┌─ SOURCE MATERIAL

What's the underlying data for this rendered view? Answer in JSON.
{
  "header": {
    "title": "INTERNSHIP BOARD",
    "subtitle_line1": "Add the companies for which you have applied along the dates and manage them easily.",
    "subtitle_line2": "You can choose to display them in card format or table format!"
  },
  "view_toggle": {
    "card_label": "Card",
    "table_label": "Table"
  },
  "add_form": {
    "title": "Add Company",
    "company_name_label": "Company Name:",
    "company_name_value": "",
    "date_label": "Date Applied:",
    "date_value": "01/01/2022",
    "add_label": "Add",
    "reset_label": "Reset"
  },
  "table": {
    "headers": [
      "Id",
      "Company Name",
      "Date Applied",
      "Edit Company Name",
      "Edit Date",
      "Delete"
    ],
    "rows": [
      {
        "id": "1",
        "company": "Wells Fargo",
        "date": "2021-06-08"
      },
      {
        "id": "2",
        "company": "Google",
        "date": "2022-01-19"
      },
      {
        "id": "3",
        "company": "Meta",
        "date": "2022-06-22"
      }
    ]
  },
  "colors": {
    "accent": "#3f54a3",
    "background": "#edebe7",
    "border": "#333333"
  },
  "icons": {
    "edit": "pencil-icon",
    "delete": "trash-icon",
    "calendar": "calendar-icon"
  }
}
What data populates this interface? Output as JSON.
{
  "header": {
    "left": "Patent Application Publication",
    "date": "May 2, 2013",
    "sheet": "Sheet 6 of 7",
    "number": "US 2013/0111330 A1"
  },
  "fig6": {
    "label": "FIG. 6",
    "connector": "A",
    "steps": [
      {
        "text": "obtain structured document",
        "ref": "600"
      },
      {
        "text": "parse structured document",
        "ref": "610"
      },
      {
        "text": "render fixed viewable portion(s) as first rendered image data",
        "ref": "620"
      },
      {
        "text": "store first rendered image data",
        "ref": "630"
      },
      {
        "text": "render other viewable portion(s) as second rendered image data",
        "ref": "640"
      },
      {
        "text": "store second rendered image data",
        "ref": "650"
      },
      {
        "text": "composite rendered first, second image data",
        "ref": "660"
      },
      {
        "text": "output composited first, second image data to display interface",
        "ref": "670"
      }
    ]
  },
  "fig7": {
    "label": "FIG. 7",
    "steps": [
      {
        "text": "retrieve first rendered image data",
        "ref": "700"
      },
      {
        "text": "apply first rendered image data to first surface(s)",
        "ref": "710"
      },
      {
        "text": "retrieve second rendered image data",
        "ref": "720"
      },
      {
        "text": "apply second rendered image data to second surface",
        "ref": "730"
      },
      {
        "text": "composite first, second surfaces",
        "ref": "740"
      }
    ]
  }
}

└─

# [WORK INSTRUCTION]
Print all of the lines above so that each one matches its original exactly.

# [REPLY TO THE TASK]
What's the underlying data for this rendered view? Answer in JSON.
{
  "header": {
    "title": "INTERNSHIP BOARD",
    "subtitle_line1": "Add the companies for which you have applied along the dates and manage them easily.",
    "subtitle_line2": "You can choose to display them in card format or table format!"
  },
  "view_toggle": {
    "card_label": "Card",
    "table_label": "Table"
  },
  "add_form": {
    "title": "Add Company",
    "company_name_label": "Company Name:",
    "company_name_value": "",
    "date_label": "Date Applied:",
    "date_value": "01/01/2022",
    "add_label": "Add",
    "reset_label": "Reset"
  },
  "table": {
    "headers": [
      "Id",
      "Company Name",
      "Date Applied",
      "Edit Company Name",
      "Edit Date",
      "Delete"
    ],
    "rows": [
      {
        "id": "1",
        "company": "Wells Fargo",
        "date": "2021-06-08"
      },
      {
        "id": "2",
        "company": "Google",
        "date": "2022-01-19"
      },
      {
        "id": "3",
        "company": "Meta",
        "date": "2022-06-22"
      }
    ]
  },
  "colors": {
    "accent": "#3f54a3",
    "background": "#edebe7",
    "border": "#333333"
  },
  "icons": {
    "edit": "pencil-icon",
    "delete": "trash-icon",
    "calendar": "calendar-icon"
  }
}
What data populates this interface? Output as JSON.
{
  "header": {
    "left": "Patent Application Publication",
    "date": "May 2, 2013",
    "sheet": "Sheet 6 of 7",
    "number": "US 2013/0111330 A1"
  },
  "fig6": {
    "label": "FIG. 6",
    "connector": "A",
    "steps": [
      {
        "text": "obtain structured document",
        "ref": "600"
      },
      {
        "text": "parse structured document",
        "ref": "610"
      },
      {
        "text": "render fixed viewable portion(s) as first rendered image data",
        "ref": "620"
      },
      {
        "text": "store first rendered image data",
        "ref": "630"
      },
      {
        "text": "render other viewable portion(s) as second rendered image data",
        "ref": "640"
      },
      {
        "text": "store second rendered image data",
        "ref": "650"
      },
      {
        "text": "composite rendered first, second image data",
        "ref": "660"
      },
      {
        "text": "output composited first, second image data to display interface",
        "ref": "670"
      }
    ]
  },
  "fig7": {
    "label": "FIG. 7",
    "steps": [
      {
        "text": "retrieve first rendered image data",
        "ref": "700"
      },
      {
        "text": "apply first rendered image data to first surface(s)",
        "ref": "710"
      },
      {
        "text": "retrieve second rendered image data",
        "ref": "720"
      },
      {
        "text": "apply second rendered image data to second surface",
        "ref": "730"
      },
      {
        "text": "composite first, second surfaces",
        "ref": "740"
      }
    ]
  }
}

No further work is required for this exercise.